- Juana de la Cruz - 15th century Spanish woman who cross-dressed to flee an unwanted marriage and became a nun. Her story is similar to some semi-fictional saints biographies of the early Christian era.
- Pope Joan - Legend of a 9th century woman who cross-dressed to take up a (male) religious profession and eventually became pope but was discovered when she gave birth. The legend has some similarities to the “transvestite saint” genre.
- Saint Anastasia - 5th century Byzantine/Egyptian saint said to have cross-dressed to join her husband in a monastery.
- Saint Athanasia of Antiochia - 9th century Syrian saint who cross-dressed to live as a holy hermit.
- Saint Eugenia - 3rd century Roman saint said to have cross-dressed to become a monk and later abbot. Her disguise was uncovered when a woman accused Eugenia of fathering her child.
- Saint Euphrosyne - 5th century Egyptian saint who cross-dressed to enter a monastic life under the name Smaragdus.
- Saint Hildegund von Schönau - 12th century German woman. As a child, she was dressed as a boy for safety when accompanying her father on pilgrimage and later retained the disguise to become a monk. Her story parallels those of the more fictional “transvestite saints” of the early Christian era.
- Saint Margaretha - Mentioned as a cross-dressing saint, but I haven’t found further details. This is not the most famous Saint Margaret (of Antioch). Possibly the same as Saint Pelagius.

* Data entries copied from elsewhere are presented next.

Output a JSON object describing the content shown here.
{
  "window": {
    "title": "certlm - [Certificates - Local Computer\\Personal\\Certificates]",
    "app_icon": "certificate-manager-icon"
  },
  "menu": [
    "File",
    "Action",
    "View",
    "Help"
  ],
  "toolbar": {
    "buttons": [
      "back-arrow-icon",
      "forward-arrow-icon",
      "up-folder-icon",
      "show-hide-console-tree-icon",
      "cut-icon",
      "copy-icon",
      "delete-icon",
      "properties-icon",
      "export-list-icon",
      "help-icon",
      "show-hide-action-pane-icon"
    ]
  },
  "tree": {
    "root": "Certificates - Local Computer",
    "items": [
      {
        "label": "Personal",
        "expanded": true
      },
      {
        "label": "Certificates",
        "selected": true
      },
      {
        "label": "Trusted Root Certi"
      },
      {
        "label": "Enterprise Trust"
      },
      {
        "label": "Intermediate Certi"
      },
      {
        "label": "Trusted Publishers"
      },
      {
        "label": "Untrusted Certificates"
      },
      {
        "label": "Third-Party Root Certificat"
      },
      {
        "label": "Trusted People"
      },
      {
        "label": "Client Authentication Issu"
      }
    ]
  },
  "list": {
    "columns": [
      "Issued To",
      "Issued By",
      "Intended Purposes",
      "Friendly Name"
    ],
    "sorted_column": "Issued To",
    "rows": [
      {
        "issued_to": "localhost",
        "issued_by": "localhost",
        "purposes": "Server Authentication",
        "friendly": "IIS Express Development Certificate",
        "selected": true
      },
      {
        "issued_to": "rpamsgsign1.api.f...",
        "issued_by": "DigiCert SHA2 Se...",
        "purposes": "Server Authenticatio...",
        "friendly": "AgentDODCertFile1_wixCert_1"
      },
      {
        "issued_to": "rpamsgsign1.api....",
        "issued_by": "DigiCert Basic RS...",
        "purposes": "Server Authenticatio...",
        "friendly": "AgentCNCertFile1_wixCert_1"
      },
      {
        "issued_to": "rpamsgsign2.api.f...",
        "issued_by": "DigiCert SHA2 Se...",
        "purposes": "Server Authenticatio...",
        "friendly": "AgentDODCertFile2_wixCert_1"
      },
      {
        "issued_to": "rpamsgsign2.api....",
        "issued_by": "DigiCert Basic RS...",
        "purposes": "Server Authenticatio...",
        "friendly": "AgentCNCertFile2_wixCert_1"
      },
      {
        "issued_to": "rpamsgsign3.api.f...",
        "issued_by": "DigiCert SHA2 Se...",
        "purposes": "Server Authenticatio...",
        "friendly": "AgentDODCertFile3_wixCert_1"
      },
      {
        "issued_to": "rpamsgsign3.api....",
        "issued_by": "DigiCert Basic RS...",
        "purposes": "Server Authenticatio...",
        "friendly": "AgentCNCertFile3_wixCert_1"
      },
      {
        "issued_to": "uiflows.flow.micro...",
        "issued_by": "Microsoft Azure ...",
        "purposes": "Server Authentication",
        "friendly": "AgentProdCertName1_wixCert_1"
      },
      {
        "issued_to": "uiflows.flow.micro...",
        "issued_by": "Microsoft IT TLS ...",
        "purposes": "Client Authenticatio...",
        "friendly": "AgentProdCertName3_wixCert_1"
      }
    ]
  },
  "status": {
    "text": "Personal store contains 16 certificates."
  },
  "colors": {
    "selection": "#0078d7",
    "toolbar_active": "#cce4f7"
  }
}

- Saint Marina - Egyptian saint (no date give, almost certainly entirely fictional) who was raised as a boy in order to accompany her father when he entered a monastery. She became a monk in turn. When accused of fathering a woman’s child, she left the monastery to help raise the child.
- Saint Pelagius - 4/5th century Egyptian saint (probably apocryphal). Her story begins as Margaret, a courtesan who, after she converted and was renamed Pelagia, cross-dressed under the name Pelagius to become an ascetic monk.
- Saint Thecla - Roman woman converted by Saint Paul to whom he gave the authority to preach after she baptizes herself and puts on male clothing.
- Saint Theodora - 4/5th century Egyptian legend of a woman who (among other adventures) cross-dressed to enter a monastery and was exiled when accused of fathering a child, whom she then raised. (There is also a legend of a 4th century Egyptian Saint Theodora who briefly exchanged clothes with a man to escape prostitution. These may be versions of the same legend.)